While there is no disqualification period or term of imprisonment for the offence of negligent driving, there is however an on-the-spot fine of $448, with 3 demerit points. If you “court elect” this infringement, then you can face greater penalties in the event you are found guilty or plead guilty in court- maximum penalty of up to $1,100. A Magistrate or Judge giving you a conditional release order (formerly known as a section 10 non-conviction) is the only way you will walk away without any of these penalties.
This is reflected in Section 117(1) Road and Transport Act 2013 (NSW).
If the loss of demerit points from negligent driving will result in a demerit points suspension notice from the RMS in your case, it may be worth your while to “court elect” the infringement notice (without paying the fine), alternatively, it may be better to pursue an RMS licence appeal avenue which is done by paying the fine, but appealing the RMS’s demerit point suspension notice letter- it’s strongly advised to seek advise from experienced traffic lawyers as to the advantages and disadvantages for each option for your situation.
If negligent driving occasioning death, you will be required to face court with a penalty of up to $3,300 fine and/or imprisonment of up to 18 months with an automatic driver licence disqualification of three years with the discretion for the Judge to reduce this to one year. Harsher penalties apply if it’s considered a second major offence in the preceding 5 years.
If negligent driving results in grievous bodily harm, you will be required to face court with a penalty of up to $2,200 fine and/or imprisonment of up to 9 months with an automatic licence disqualification of 3 years with a discretion for the Judge to reduce this to one year.
A Magistrate also has the power under the law to increase the disqualification period.
The case of Simpson v Peat  2 QB 24 says that you will be guilty of negligent driving if as a driver you didn’t exercise the degree of care and attention that a reasonable and prudent driver would exercise in the circumstances.
The circumstances considered by the Court include traffic conditions, weather factors and road conditions. It can also include the amount of sleep you got the night before to determine you were lacking in sleep at the time of driving.

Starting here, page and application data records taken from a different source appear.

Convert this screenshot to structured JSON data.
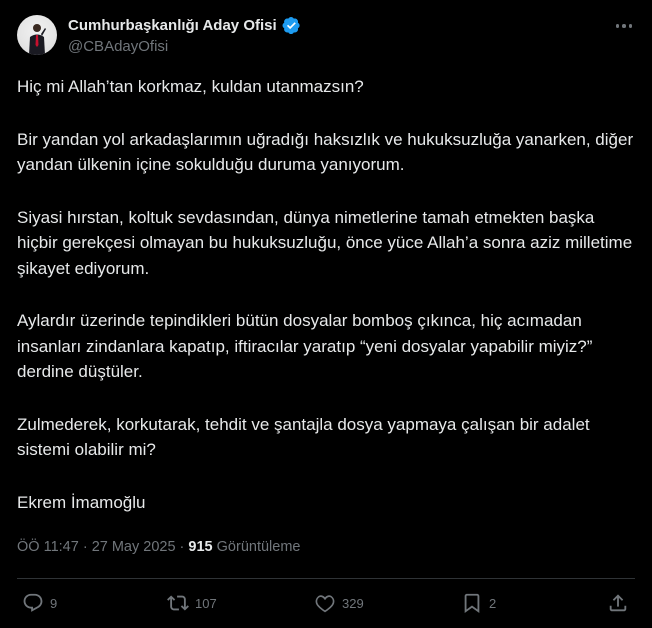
{
  "author": {
    "name": "Cumhurbaşkanlığı Aday Ofisi",
    "handle": "@CBAdayOfisi",
    "verified": true,
    "verified_color": "#1d9bf0"
  },
  "body": {
    "paragraphs": [
      "Hiç mi Allah’tan korkmaz, kuldan utanmazsın?",
      "Bir yandan yol arkadaşlarımın uğradığı haksızlık ve hukuksuzluğa yanarken, diğer yandan ülkenin içine sokulduğu duruma yanıyorum.",
      "Siyasi hırstan, koltuk sevdasından, dünya nimetlerine tamah etmekten başka hiçbir gerekçesi olmayan bu hukuksuzluğu, önce yüce Allah’a sonra aziz milletime şikayet ediyorum.",
      "Aylardır üzerinde tepindikleri bütün dosyalar bomboş çıkınca, hiç acımadan insanları zindanlara kapatıp, iftiracılar yaratıp “yeni dosyalar yapabilir miyiz?” derdine düştüler.",
      "Zulmederek, korkutarak, tehdit ve şantajla dosya yapmaya çalışan bir adalet sistemi olabilir mi?",
      "Ekrem İmamoğlu"
    ]
  },
  "meta": {
    "time": "ÖÖ 11:47",
    "separator": " · ",
    "date": "27 May 2025",
    "views_count": "915",
    "views_label": " Görüntüleme"
  },
  "actions": {
    "replies": "9",
    "reposts": "107",
    "likes": "329",
    "bookmarks": "2"
  },
  "icons": [
    "verified-badge-icon",
    "more-icon",
    "reply-icon",
    "repost-icon",
    "like-icon",
    "bookmark-icon",
    "share-icon"
  ],
  "colors": {
    "background": "#000000",
    "text": "#e7e9ea",
    "muted": "#71767b",
    "accent": "#1d9bf0",
    "divider": "#2f3336"
  }
}
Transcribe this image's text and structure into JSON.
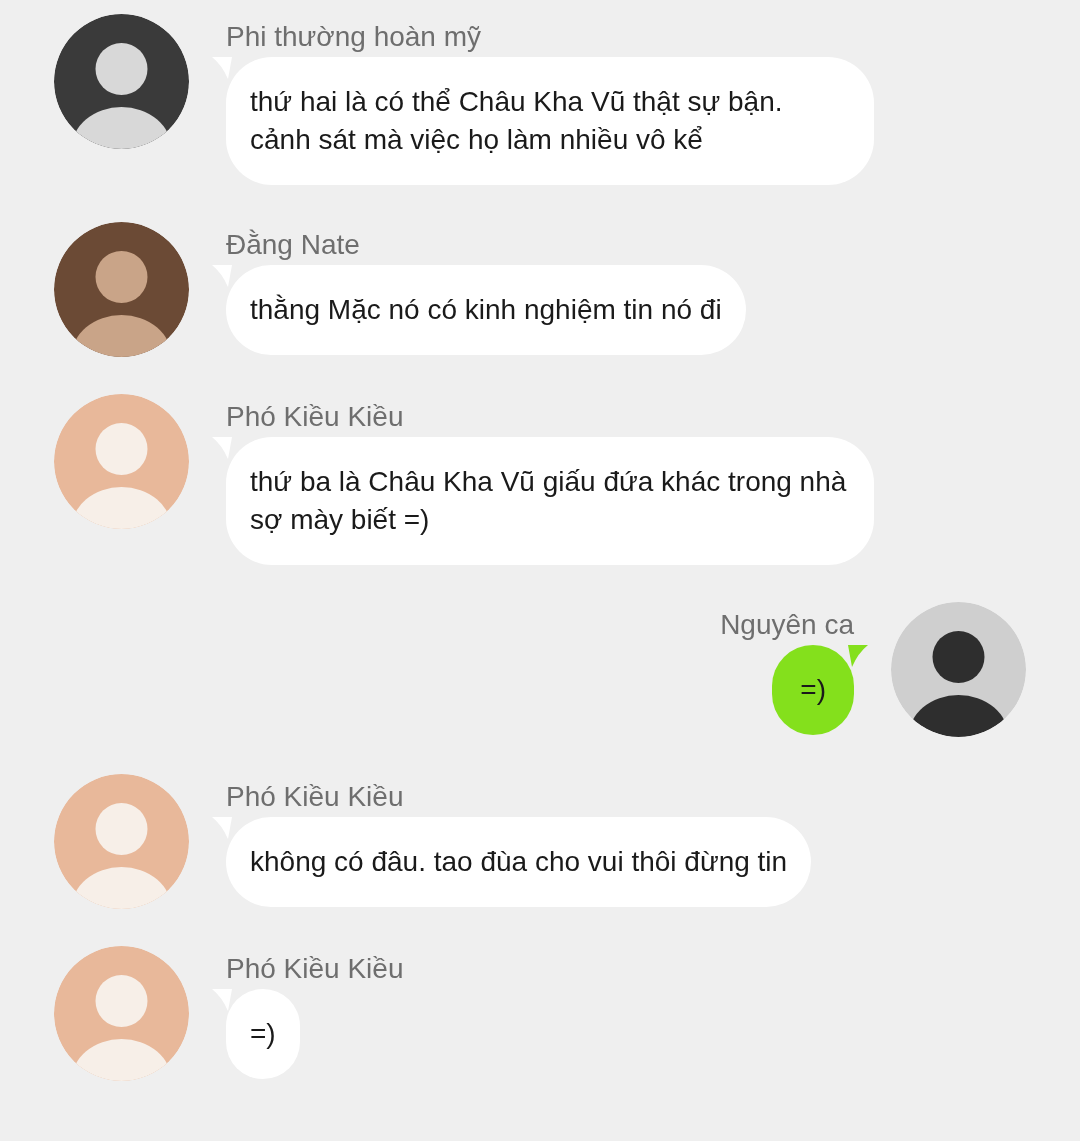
{
  "messages": [
    {
      "sender": "Phi thường hoàn mỹ",
      "outgoing": false,
      "text": "thứ hai là có thể Châu Kha Vũ thật sự bận. cảnh sát mà việc họ làm nhiều vô kể"
    },
    {
      "sender": "Đằng Nate",
      "outgoing": false,
      "text": "thằng Mặc nó có kinh nghiệm tin nó đi"
    },
    {
      "sender": "Phó Kiều Kiều",
      "outgoing": false,
      "text": "thứ ba là Châu Kha Vũ giấu đứa khác trong nhà sợ mày biết =)"
    },
    {
      "sender": "Nguyên ca",
      "outgoing": true,
      "text": "=)"
    },
    {
      "sender": "Phó Kiều Kiều",
      "outgoing": false,
      "text": "không có đâu. tao đùa cho vui thôi đừng tin"
    },
    {
      "sender": "Phó Kiều Kiều",
      "outgoing": false,
      "text": "=)"
    }
  ]
}
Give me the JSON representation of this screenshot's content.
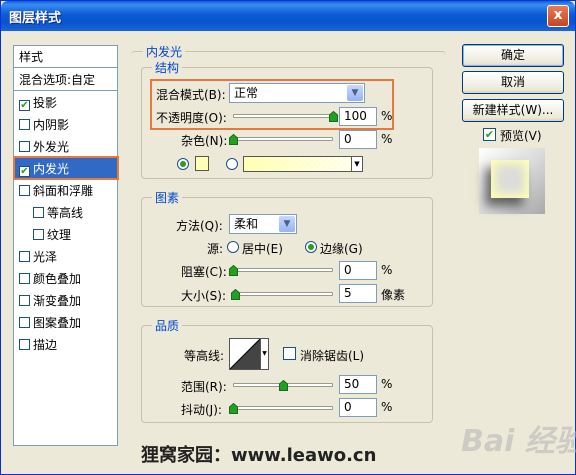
{
  "window": {
    "title": "图层样式",
    "close_label": "x"
  },
  "left_panel": {
    "header": "样式",
    "blend_options": "混合选项:自定",
    "items": [
      {
        "label": "投影",
        "checked": true,
        "selected": false,
        "indent": false
      },
      {
        "label": "内阴影",
        "checked": false,
        "selected": false,
        "indent": false
      },
      {
        "label": "外发光",
        "checked": false,
        "selected": false,
        "indent": false
      },
      {
        "label": "内发光",
        "checked": true,
        "selected": true,
        "indent": false
      },
      {
        "label": "斜面和浮雕",
        "checked": false,
        "selected": false,
        "indent": false
      },
      {
        "label": "等高线",
        "checked": false,
        "selected": false,
        "indent": true
      },
      {
        "label": "纹理",
        "checked": false,
        "selected": false,
        "indent": true
      },
      {
        "label": "光泽",
        "checked": false,
        "selected": false,
        "indent": false
      },
      {
        "label": "颜色叠加",
        "checked": false,
        "selected": false,
        "indent": false
      },
      {
        "label": "渐变叠加",
        "checked": false,
        "selected": false,
        "indent": false
      },
      {
        "label": "图案叠加",
        "checked": false,
        "selected": false,
        "indent": false
      },
      {
        "label": "描边",
        "checked": false,
        "selected": false,
        "indent": false
      }
    ]
  },
  "main": {
    "section_title": "内发光",
    "structure": {
      "title": "结构",
      "blend_mode_label": "混合模式(B):",
      "blend_mode_value": "正常",
      "opacity_label": "不透明度(O):",
      "opacity_value": "100",
      "opacity_level": 100,
      "noise_label": "杂色(N):",
      "noise_value": "0",
      "noise_level": 0,
      "percent": "%",
      "color_swatch": "#ffffb4"
    },
    "elements": {
      "title": "图素",
      "method_label": "方法(Q):",
      "method_value": "柔和",
      "source_label": "源:",
      "source_center": "居中(E)",
      "source_edge": "边缘(G)",
      "choke_label": "阻塞(C):",
      "choke_value": "0",
      "choke_level": 0,
      "size_label": "大小(S):",
      "size_value": "5",
      "size_level": 2,
      "size_unit": "像素"
    },
    "quality": {
      "title": "品质",
      "contour_label": "等高线:",
      "anti_alias_label": "消除锯齿(L)",
      "range_label": "范围(R):",
      "range_value": "50",
      "range_level": 50,
      "jitter_label": "抖动(J):",
      "jitter_value": "0",
      "jitter_level": 0
    }
  },
  "buttons": {
    "ok": "确定",
    "cancel": "取消",
    "new_style": "新建样式(W)...",
    "preview": "预览(V)"
  },
  "watermark": "狸窝家园：www.leawo.cn",
  "watermark_logo": "Bai 经验"
}
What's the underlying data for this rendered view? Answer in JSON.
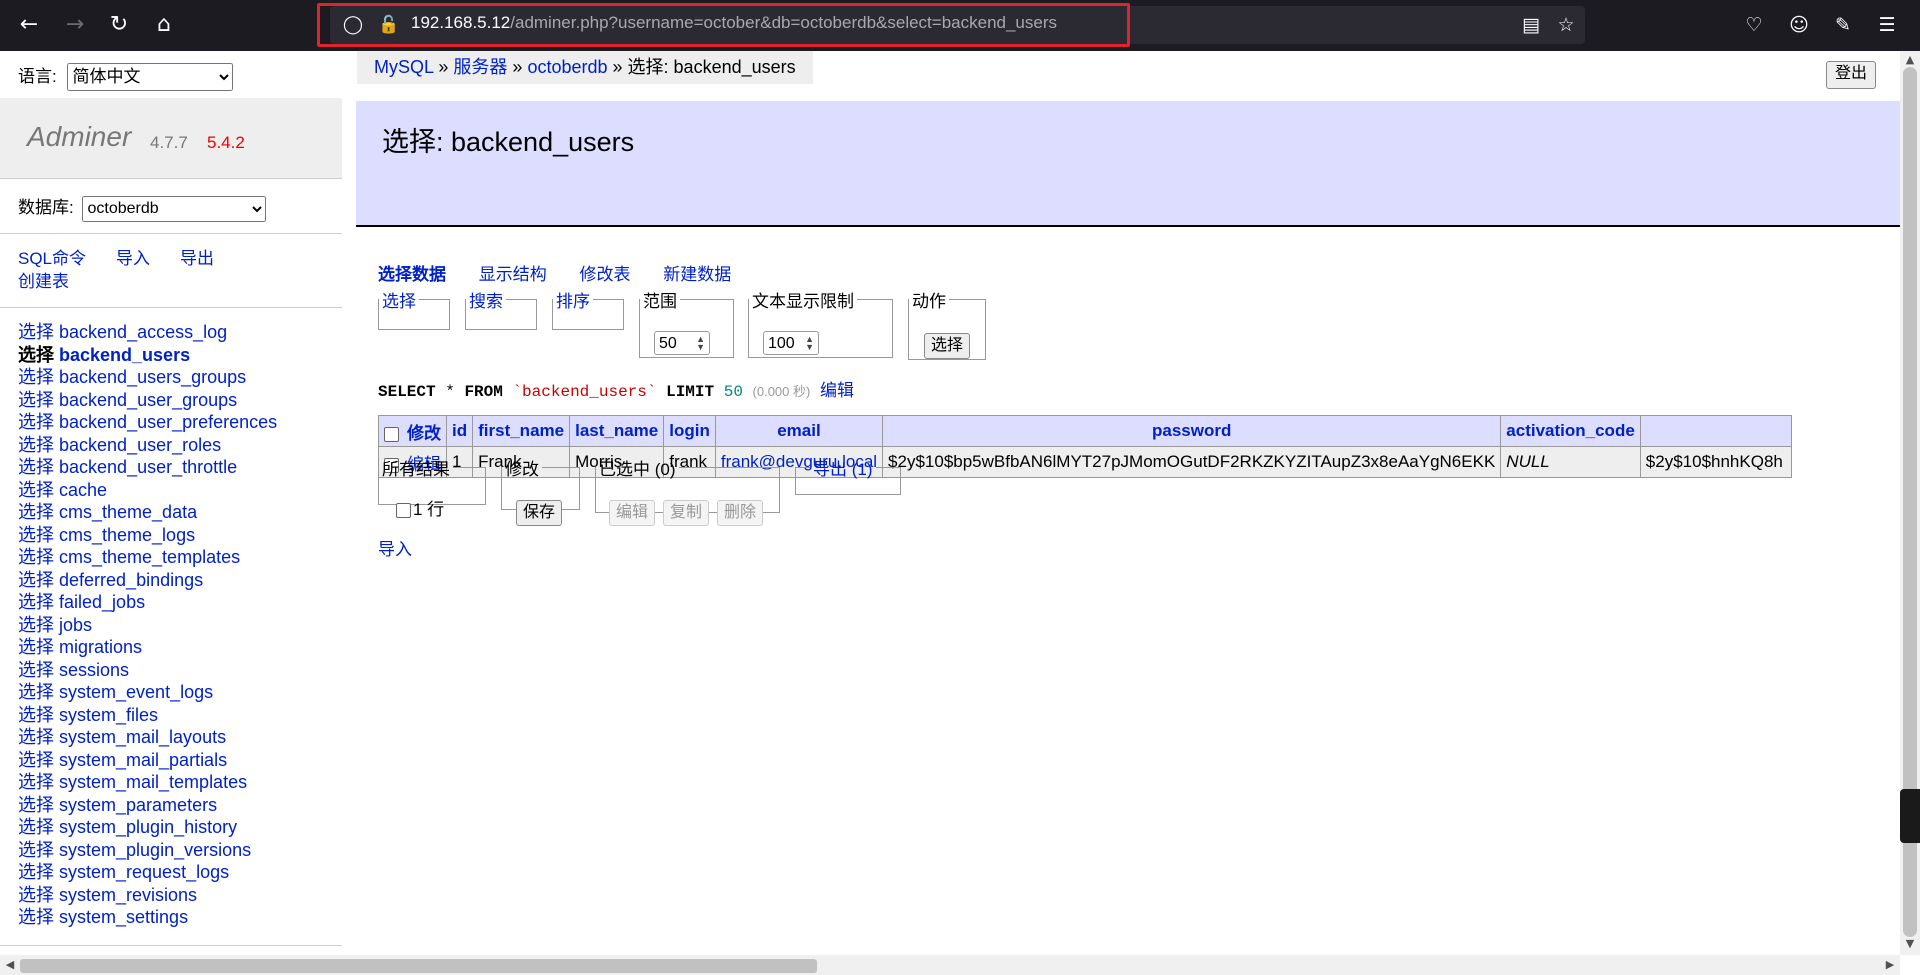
{
  "browser": {
    "url_host": "192.168.5.12",
    "url_path": "/adminer.php?username=october&db=octoberdb&select=backend_users",
    "icons": [
      "back-arrow-icon",
      "forward-arrow-icon",
      "reload-icon",
      "home-icon",
      "shield-icon",
      "lock-icon",
      "reader-view-icon",
      "bookmark-star-icon",
      "pocket-icon",
      "account-icon",
      "extensions-icon",
      "menu-icon"
    ]
  },
  "sidebar": {
    "language_label": "语言:",
    "language_value": "简体中文",
    "app_name": "Adminer",
    "app_version": "4.7.7",
    "new_version": "5.4.2",
    "db_label": "数据库:",
    "db_value": "octoberdb",
    "commands": {
      "sql": "SQL命令",
      "import": "导入",
      "export": "导出",
      "create_table": "创建表"
    },
    "select_prefix": "选择",
    "tables": [
      "backend_access_log",
      "backend_users",
      "backend_users_groups",
      "backend_user_groups",
      "backend_user_preferences",
      "backend_user_roles",
      "backend_user_throttle",
      "cache",
      "cms_theme_data",
      "cms_theme_logs",
      "cms_theme_templates",
      "deferred_bindings",
      "failed_jobs",
      "jobs",
      "migrations",
      "sessions",
      "system_event_logs",
      "system_files",
      "system_mail_layouts",
      "system_mail_partials",
      "system_mail_templates",
      "system_parameters",
      "system_plugin_history",
      "system_plugin_versions",
      "system_request_logs",
      "system_revisions",
      "system_settings"
    ],
    "current_table_index": 1
  },
  "breadcrumb": {
    "mysql": "MySQL",
    "sep": "»",
    "server": "服务器",
    "db": "octoberdb",
    "current": "选择: backend_users"
  },
  "logout_label": "登出",
  "page_title": "选择: backend_users",
  "actions": [
    "选择数据",
    "显示结构",
    "修改表",
    "新建数据"
  ],
  "form": {
    "select_legend": "选择",
    "search_legend": "搜索",
    "sort_legend": "排序",
    "limit_legend": "范围",
    "limit_value": "50",
    "text_limit_legend": "文本显示限制",
    "text_limit_value": "100",
    "action_legend": "动作",
    "action_button": "选择"
  },
  "sql": {
    "select": "SELECT",
    "star": "*",
    "from": "FROM",
    "table": "`backend_users`",
    "limit": "LIMIT",
    "limit_num": "50",
    "time": "(0.000 秒)",
    "edit": "编辑"
  },
  "table": {
    "modify_header": "修改",
    "columns": [
      "id",
      "first_name",
      "last_name",
      "login",
      "email",
      "password",
      "activation_code",
      ""
    ],
    "rows": [
      {
        "edit": "编辑",
        "cells": [
          "1",
          "Frank",
          "Morris",
          "frank",
          "frank@devguru.local",
          "$2y$10$bp5wBfbAN6lMYT27pJMomOGutDF2RKZKYZITAupZ3x8eAaYgN6EKK",
          "NULL",
          "$2y$10$hnhKQ8h"
        ]
      }
    ]
  },
  "footer": {
    "all_results_legend": "所有结果",
    "rows_label": "1 行",
    "modify_legend": "修改",
    "save_button": "保存",
    "selected_legend": "已选中 (0)",
    "edit_button": "编辑",
    "copy_button": "复制",
    "delete_button": "删除",
    "export_legend": "导出 (1)",
    "import_link": "导入"
  },
  "colors": {
    "link": "#0021c8",
    "header_bg": "#ddf",
    "highlight": "#e0242c",
    "new_version": "#e00"
  }
}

Therefore, negligent driving as a separate offence can also cover the road rule offences explained above of driving without proper control of a vehicle or without a clear view. It can also encompass circumstances where an accident occurs, contributed by you eating or drinking at the time.
Can a Traffic Offence Affect My Insurance Claim?
According to Car Insurance Expert at finder.com.au, Bernie Hassan, it is worrying that so many Australians admit to risking their lives as well as those of others by engaging in dangerous and distracted road behaviours.
Ms Hassan has said that if you are in fact caught participating in dangerous driving activities that you could risk more than simply a heavy fine. This is aside from higher premiums and excess.
“If you are deemed to have been driving recklessly or engaging in risky behaviour behind the wheel and you are in an accident, you may not be able to claim the damage on your insurance,” she said.
“Comprehensive car insurance also won’t cover damage that’s been caused by illegal activities such as text and driving.”
Applying Common Sense on the Road
While police have the power to fine motorists for driving erratically, police say they are sick and tired of the reckless driving habits and the severe consequences from it.
When it comes to doing dumb things behind the wheel, NSW Roads Minister, Melinda Pavey, has advised that the laws can only be regulated so much, and that sound judgement should instead be prioritised by drivers.
“If police see all these people doing all these stupid things there are good laws around that, but at the end of the day it’s about common sense”, says . PMsavey.